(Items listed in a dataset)

___

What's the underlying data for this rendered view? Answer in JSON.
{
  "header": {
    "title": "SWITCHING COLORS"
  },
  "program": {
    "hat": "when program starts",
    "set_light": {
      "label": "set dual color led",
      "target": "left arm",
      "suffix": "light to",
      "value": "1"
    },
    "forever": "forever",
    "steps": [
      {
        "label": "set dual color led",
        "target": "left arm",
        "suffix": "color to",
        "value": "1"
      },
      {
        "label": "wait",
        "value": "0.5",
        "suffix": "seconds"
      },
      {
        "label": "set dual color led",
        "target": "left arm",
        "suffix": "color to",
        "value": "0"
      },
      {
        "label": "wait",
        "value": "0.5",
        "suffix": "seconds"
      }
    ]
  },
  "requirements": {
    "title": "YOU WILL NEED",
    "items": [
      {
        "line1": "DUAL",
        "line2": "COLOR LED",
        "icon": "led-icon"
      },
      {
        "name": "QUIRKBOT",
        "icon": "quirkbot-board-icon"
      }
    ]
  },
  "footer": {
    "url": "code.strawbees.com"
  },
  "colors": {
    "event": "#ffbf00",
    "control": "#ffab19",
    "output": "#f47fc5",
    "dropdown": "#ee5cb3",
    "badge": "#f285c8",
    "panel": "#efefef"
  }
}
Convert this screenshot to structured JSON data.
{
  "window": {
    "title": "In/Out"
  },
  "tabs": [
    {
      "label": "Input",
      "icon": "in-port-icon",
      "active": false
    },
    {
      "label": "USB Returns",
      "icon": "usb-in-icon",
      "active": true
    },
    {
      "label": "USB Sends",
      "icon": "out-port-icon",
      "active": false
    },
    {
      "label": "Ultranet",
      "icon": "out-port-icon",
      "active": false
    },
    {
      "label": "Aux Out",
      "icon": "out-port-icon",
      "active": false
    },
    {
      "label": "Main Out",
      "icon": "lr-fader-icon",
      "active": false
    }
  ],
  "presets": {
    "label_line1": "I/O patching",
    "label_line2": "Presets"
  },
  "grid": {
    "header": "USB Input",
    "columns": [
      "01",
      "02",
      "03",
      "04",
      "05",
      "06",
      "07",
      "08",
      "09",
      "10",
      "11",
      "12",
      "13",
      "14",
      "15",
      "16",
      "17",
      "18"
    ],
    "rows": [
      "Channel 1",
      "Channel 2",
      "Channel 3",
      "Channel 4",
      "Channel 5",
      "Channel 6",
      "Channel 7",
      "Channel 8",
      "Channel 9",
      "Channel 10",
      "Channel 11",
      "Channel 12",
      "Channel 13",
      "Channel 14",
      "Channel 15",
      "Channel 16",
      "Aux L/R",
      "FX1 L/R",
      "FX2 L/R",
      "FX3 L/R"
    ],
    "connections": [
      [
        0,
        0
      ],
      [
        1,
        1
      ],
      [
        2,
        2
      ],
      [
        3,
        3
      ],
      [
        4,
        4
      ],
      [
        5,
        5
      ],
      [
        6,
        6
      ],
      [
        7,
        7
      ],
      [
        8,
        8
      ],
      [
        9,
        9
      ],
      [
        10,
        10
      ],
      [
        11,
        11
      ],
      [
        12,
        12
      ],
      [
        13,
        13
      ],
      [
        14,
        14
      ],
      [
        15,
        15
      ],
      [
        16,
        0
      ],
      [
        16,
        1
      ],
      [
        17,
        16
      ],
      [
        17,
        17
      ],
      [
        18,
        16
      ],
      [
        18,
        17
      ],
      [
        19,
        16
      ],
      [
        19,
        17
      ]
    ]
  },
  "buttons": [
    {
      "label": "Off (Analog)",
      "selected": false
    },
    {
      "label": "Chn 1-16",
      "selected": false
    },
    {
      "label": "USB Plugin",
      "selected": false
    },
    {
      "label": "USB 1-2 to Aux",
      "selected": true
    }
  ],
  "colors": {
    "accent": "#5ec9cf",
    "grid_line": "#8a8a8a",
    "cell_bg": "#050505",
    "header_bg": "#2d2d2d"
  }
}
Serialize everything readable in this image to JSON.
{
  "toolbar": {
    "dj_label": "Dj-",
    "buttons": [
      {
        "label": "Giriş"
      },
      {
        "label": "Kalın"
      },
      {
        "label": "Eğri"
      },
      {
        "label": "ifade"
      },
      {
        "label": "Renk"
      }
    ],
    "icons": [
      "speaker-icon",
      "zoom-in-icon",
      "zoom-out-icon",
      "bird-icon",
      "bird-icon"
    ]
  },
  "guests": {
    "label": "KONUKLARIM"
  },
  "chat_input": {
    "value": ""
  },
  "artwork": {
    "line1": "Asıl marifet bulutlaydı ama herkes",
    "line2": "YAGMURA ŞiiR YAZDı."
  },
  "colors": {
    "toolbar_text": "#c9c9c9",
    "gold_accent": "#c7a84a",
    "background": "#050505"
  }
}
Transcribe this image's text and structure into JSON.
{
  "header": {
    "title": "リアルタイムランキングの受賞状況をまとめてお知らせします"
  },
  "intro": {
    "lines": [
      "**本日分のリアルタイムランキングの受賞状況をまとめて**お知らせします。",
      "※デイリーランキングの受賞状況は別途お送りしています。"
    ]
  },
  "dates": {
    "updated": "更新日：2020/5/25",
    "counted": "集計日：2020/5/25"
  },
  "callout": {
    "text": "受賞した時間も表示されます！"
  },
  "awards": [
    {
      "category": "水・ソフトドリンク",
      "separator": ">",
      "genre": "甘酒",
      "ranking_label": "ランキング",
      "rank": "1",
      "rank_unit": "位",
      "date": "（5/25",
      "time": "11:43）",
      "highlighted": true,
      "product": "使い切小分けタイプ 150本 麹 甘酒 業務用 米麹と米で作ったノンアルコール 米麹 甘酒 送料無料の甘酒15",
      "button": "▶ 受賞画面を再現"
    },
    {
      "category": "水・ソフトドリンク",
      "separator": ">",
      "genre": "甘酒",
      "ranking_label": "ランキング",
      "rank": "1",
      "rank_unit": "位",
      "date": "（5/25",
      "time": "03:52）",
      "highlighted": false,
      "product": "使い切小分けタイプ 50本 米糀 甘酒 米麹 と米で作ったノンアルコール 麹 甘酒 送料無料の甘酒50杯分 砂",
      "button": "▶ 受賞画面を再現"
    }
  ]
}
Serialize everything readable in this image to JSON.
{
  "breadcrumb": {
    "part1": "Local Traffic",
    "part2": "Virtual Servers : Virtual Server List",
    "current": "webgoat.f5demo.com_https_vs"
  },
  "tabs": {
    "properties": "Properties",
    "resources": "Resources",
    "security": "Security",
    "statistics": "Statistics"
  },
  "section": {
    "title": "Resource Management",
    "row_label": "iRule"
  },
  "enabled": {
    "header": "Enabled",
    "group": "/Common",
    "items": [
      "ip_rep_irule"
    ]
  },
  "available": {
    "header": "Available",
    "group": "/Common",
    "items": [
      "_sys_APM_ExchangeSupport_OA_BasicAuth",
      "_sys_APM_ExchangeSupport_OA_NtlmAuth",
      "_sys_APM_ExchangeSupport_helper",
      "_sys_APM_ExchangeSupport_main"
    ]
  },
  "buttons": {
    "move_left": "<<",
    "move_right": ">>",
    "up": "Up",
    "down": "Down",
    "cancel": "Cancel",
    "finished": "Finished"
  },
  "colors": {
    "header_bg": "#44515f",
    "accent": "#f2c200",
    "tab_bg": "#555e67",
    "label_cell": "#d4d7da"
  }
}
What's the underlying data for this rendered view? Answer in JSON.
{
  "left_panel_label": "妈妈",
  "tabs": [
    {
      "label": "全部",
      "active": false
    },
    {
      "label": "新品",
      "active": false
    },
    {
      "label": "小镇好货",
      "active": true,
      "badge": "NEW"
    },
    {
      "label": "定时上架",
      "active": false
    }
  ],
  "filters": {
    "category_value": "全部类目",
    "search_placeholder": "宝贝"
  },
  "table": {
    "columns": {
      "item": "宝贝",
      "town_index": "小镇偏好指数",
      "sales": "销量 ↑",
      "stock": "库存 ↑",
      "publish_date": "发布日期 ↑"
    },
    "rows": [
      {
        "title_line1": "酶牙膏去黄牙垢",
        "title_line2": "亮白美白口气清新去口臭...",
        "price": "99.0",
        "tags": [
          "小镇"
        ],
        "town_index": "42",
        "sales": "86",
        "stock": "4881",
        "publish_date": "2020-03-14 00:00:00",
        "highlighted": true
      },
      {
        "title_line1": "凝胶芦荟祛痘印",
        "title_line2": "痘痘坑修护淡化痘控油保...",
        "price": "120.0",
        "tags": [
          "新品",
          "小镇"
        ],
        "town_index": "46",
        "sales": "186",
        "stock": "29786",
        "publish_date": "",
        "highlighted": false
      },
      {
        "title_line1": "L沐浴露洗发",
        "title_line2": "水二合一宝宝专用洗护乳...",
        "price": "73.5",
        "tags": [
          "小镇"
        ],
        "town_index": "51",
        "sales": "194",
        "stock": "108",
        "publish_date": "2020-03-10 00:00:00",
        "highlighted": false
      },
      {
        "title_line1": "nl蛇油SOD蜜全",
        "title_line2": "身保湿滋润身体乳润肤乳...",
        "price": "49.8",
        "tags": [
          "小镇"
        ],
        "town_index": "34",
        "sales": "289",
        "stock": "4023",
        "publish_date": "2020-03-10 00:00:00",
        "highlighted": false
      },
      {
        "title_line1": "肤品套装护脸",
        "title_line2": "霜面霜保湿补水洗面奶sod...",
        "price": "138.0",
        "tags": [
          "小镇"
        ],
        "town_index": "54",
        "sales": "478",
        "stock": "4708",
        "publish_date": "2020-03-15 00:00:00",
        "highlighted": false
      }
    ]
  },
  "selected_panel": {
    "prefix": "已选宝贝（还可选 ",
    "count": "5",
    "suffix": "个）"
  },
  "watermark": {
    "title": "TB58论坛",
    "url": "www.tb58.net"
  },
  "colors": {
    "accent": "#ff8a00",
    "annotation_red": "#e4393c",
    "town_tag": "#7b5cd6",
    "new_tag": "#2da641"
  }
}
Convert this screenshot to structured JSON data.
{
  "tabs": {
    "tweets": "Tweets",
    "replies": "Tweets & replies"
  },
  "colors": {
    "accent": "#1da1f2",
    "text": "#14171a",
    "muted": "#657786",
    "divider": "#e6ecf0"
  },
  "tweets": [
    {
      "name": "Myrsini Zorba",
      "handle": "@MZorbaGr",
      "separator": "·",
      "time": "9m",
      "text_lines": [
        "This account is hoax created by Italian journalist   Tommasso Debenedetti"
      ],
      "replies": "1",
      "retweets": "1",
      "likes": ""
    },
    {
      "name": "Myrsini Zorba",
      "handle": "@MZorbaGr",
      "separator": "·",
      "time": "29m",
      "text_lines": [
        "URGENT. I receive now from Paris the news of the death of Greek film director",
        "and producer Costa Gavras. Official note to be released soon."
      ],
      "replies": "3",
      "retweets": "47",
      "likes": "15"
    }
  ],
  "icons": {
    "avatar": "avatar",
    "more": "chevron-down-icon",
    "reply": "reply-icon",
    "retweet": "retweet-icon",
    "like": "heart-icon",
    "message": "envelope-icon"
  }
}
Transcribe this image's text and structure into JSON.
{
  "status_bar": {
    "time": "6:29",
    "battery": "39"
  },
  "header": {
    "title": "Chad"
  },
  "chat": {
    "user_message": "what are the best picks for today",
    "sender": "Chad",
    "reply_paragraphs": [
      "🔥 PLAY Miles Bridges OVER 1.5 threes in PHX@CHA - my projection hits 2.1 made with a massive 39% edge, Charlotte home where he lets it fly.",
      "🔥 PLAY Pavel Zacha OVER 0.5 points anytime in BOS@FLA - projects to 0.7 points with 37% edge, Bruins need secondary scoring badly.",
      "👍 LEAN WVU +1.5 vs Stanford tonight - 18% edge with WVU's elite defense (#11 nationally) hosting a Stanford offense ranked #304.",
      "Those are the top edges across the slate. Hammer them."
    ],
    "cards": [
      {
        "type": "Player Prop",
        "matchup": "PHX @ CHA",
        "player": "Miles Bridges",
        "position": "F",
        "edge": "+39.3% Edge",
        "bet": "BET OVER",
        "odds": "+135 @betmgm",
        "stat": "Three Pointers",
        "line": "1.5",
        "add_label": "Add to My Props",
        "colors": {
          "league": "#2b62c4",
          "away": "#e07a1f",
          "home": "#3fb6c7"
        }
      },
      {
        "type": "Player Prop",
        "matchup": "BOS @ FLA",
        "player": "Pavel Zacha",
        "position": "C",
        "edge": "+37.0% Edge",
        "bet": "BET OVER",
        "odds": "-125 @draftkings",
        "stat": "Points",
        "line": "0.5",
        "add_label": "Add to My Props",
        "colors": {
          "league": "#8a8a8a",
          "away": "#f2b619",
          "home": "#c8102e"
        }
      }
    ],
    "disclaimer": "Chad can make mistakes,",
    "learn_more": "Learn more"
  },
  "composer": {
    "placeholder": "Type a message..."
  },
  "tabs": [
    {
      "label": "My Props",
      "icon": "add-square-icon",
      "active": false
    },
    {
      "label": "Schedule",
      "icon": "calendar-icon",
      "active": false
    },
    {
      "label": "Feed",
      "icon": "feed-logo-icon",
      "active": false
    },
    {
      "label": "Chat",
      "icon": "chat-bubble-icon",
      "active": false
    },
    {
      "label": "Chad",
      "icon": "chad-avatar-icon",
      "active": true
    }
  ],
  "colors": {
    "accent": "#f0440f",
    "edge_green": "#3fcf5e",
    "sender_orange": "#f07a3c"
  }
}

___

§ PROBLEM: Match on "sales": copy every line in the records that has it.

§ SOLUTION TO THE EXERCISE:
      "sales": "销量 ↑",
        "sales": "86",
        "sales": "186",
        "sales": "194",
        "sales": "289",
        "sales": "478",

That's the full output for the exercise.